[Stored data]
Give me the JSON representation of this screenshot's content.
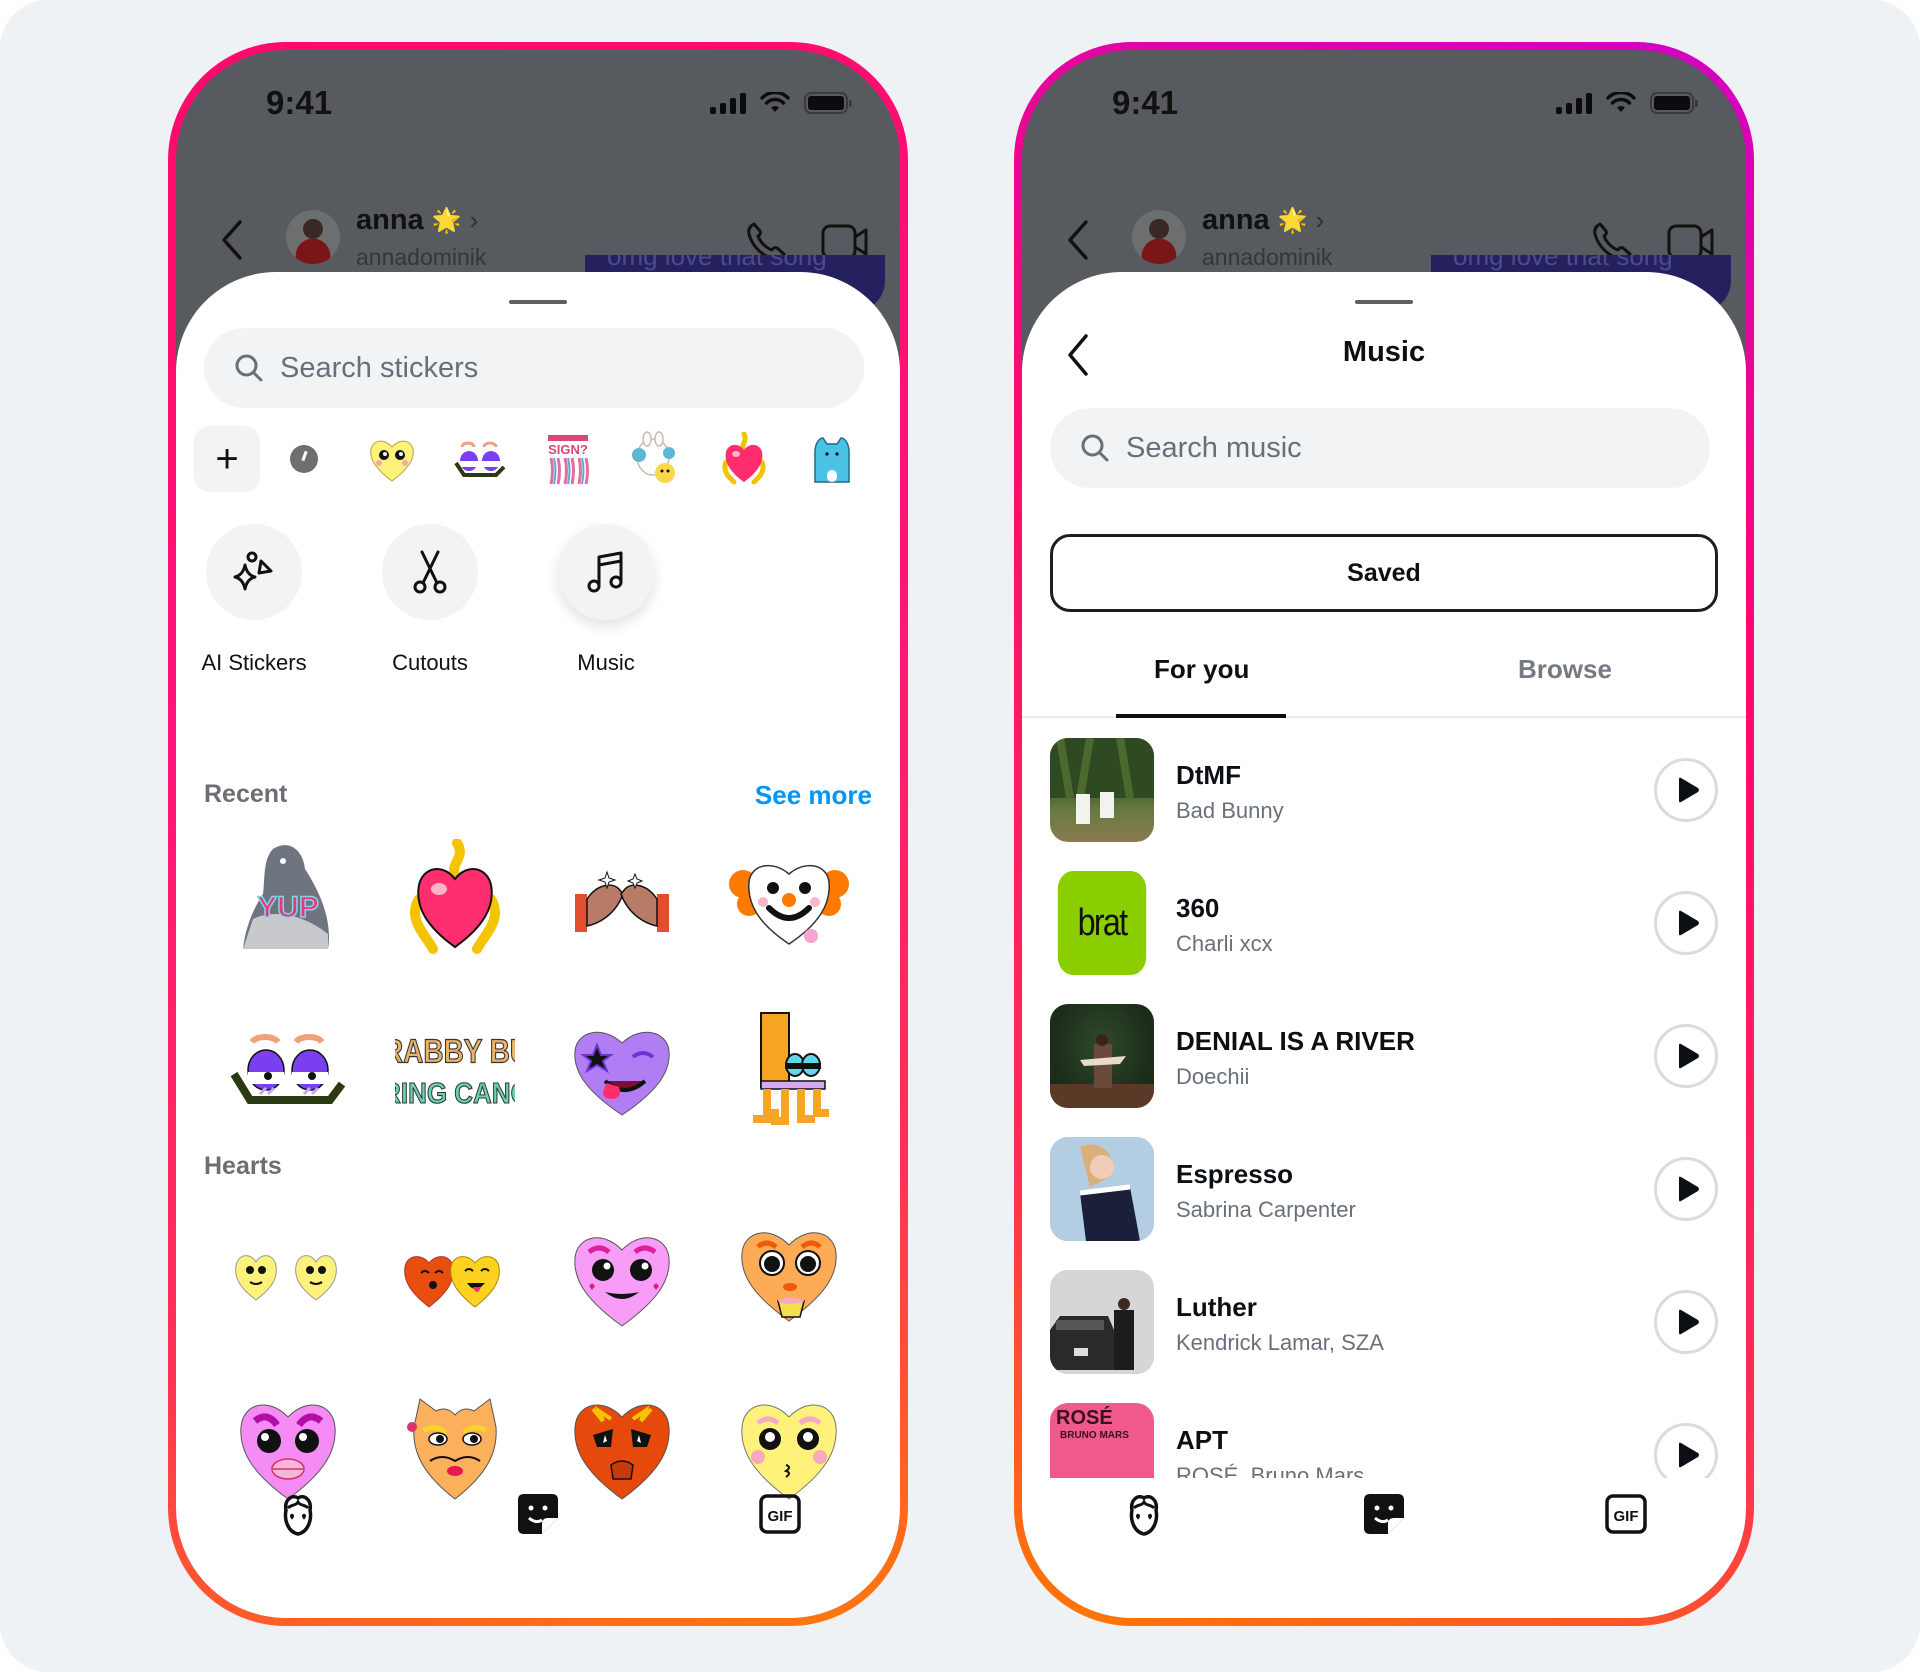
{
  "status_bar": {
    "time": "9:41"
  },
  "chat_header": {
    "name": "anna",
    "name_badge": "🌟",
    "chevron": "›",
    "handle": "annadominik",
    "bubble_text": "omg love that song"
  },
  "sticker_sheet": {
    "search_placeholder": "Search stickers",
    "tray": {
      "add_label": "+",
      "items": [
        "recent-icon",
        "yellow-heart-face",
        "purple-eyes",
        "whats-your-sign",
        "bunny-chick",
        "flaming-heart",
        "blue-cat"
      ]
    },
    "categories": [
      {
        "label": "AI Stickers",
        "icon": "ai-sparkle-icon"
      },
      {
        "label": "Cutouts",
        "icon": "scissors-icon"
      },
      {
        "label": "Music",
        "icon": "music-note-icon",
        "active": true
      }
    ],
    "recent": {
      "title": "Recent",
      "see_more": "See more",
      "stickers": [
        "pigeon-yup",
        "flaming-heart",
        "pinky-promise-hands",
        "clown-heart",
        "purple-eyes",
        "crabby-but-caring-cancer",
        "winking-purple-heart",
        "orange-chair-creature"
      ],
      "yup_text": "YUP",
      "crabby_text": [
        "CRABBY BUT",
        "CARING CANCER"
      ]
    },
    "hearts": {
      "title": "Hearts",
      "stickers": [
        "twin-yellow-hearts",
        "orange-yellow-heart-duo",
        "pink-smiling-heart",
        "orange-tea-heart",
        "pink-kiss-heart",
        "orange-mustache-heart",
        "red-angry-heart",
        "yellow-cute-heart"
      ]
    }
  },
  "music_sheet": {
    "title": "Music",
    "search_placeholder": "Search music",
    "saved_label": "Saved",
    "tabs": [
      {
        "label": "For you",
        "active": true
      },
      {
        "label": "Browse",
        "active": false
      }
    ],
    "songs": [
      {
        "title": "DtMF",
        "artist": "Bad Bunny",
        "art": "dtmf"
      },
      {
        "title": "360",
        "artist": "Charli xcx",
        "art": "brat",
        "art_text": "brat"
      },
      {
        "title": "DENIAL IS A RIVER",
        "artist": "Doechii",
        "art": "denial"
      },
      {
        "title": "Espresso",
        "artist": "Sabrina Carpenter",
        "art": "espresso"
      },
      {
        "title": "Luther",
        "artist": "Kendrick Lamar, SZA",
        "art": "luther"
      },
      {
        "title": "APT",
        "artist": "ROSÉ, Bruno Mars",
        "art": "apt",
        "art_text": "ROSÉ",
        "art_subtext": "BRUNO MARS"
      }
    ]
  },
  "bottom_tabs": [
    {
      "icon": "avatar-face-icon"
    },
    {
      "icon": "sticker-icon",
      "active": true
    },
    {
      "icon": "gif-icon",
      "label": "GIF"
    }
  ]
}
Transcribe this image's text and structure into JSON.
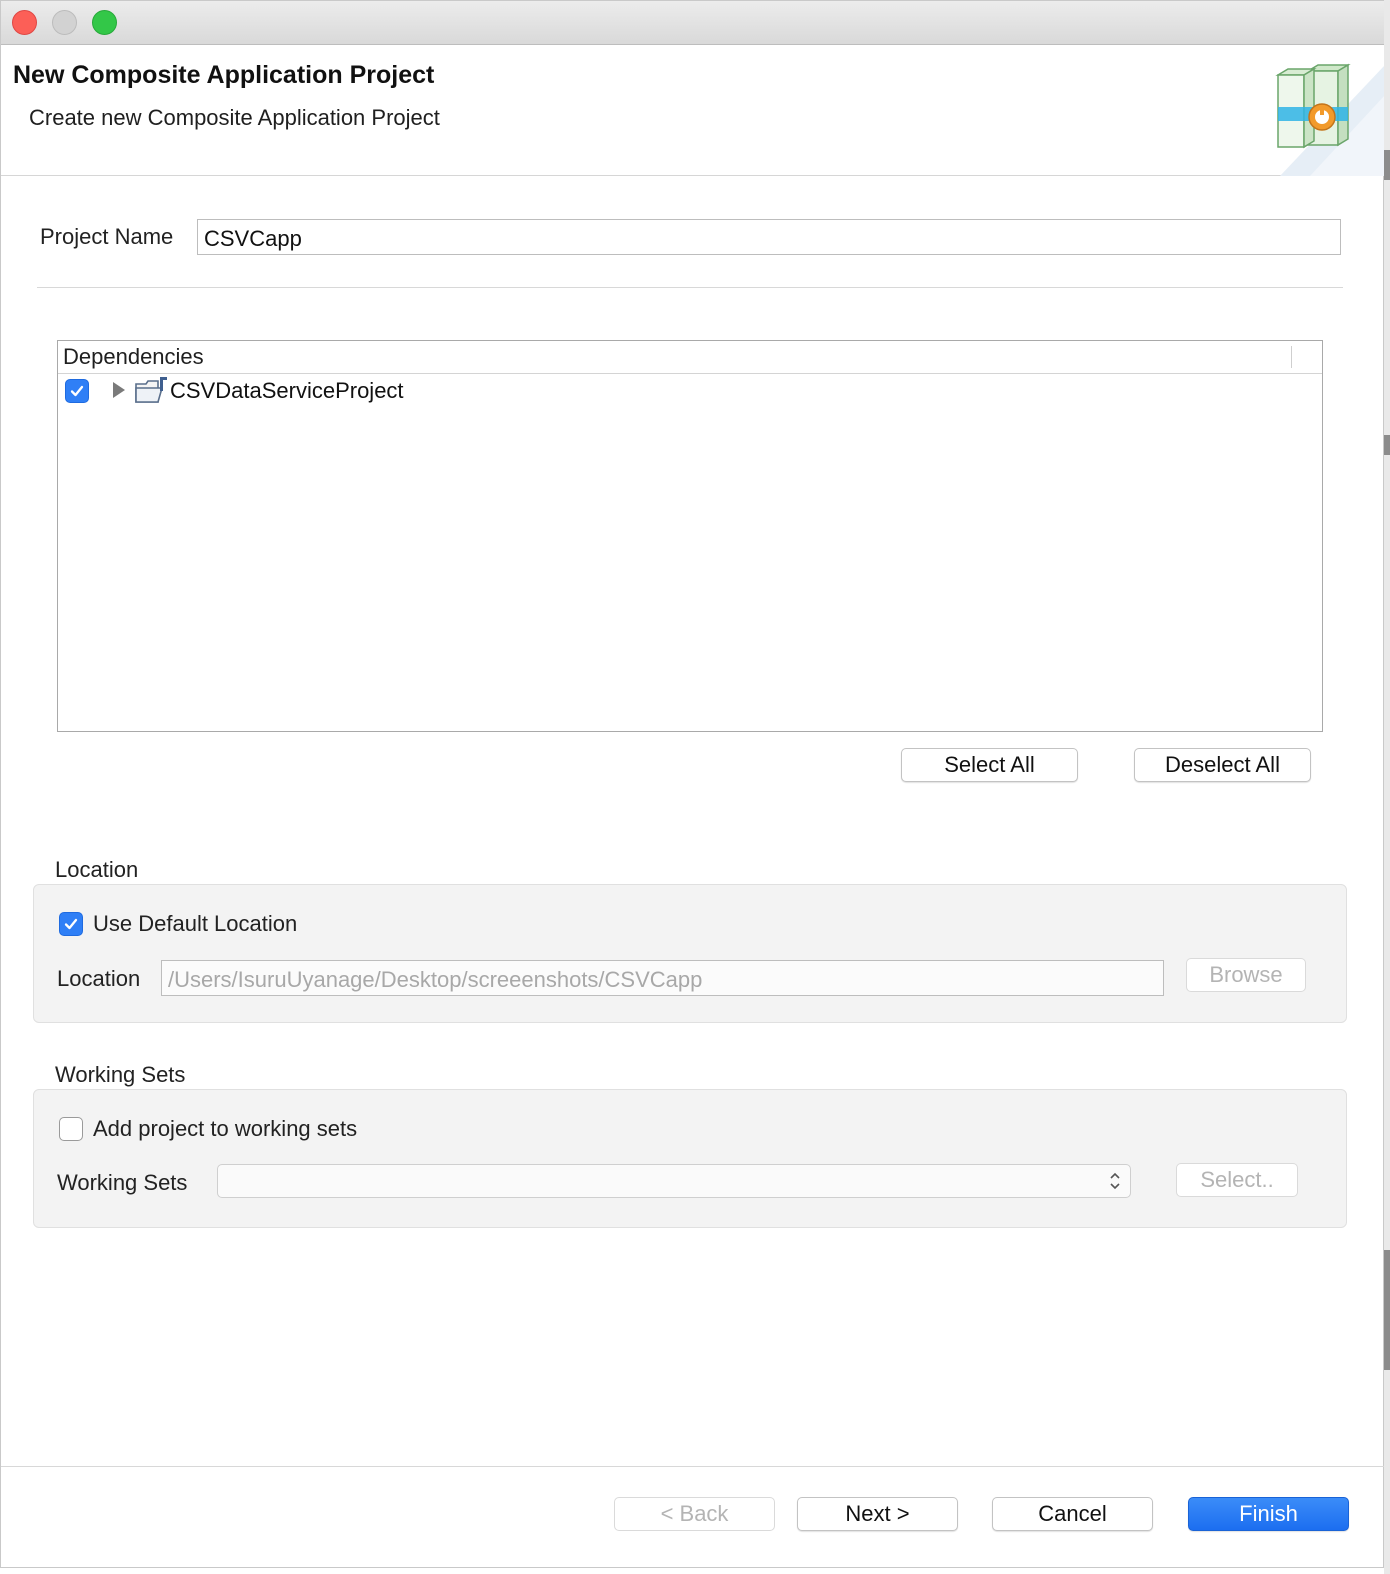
{
  "window": {
    "traffic_lights": [
      "close",
      "minimize",
      "maximize"
    ]
  },
  "banner": {
    "title": "New Composite Application Project",
    "subtitle": "Create new Composite Application Project",
    "icon": "composite-app-wizard-icon"
  },
  "project": {
    "label": "Project Name",
    "value": "CSVCapp"
  },
  "dependencies": {
    "header": "Dependencies",
    "items": [
      {
        "label": "CSVDataServiceProject",
        "checked": true,
        "icon": "folder-icon"
      }
    ],
    "select_all_label": "Select All",
    "deselect_all_label": "Deselect All"
  },
  "location": {
    "group_title": "Location",
    "use_default_label": "Use Default Location",
    "use_default_checked": true,
    "field_label": "Location",
    "path": "/Users/IsuruUyanage/Desktop/screeenshots/CSVCapp",
    "browse_label": "Browse"
  },
  "working_sets": {
    "group_title": "Working Sets",
    "add_label": "Add project to working sets",
    "add_checked": false,
    "field_label": "Working Sets",
    "selected": "",
    "select_label": "Select.."
  },
  "footer": {
    "back_label": "< Back",
    "next_label": "Next >",
    "cancel_label": "Cancel",
    "finish_label": "Finish"
  },
  "colors": {
    "accent": "#2f7ff6",
    "close": "#fc5f57",
    "maximize": "#33c748"
  }
}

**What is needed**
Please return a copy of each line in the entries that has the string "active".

**Exercise result**
        "active": true
        "active": true
        "active": false
      "active": true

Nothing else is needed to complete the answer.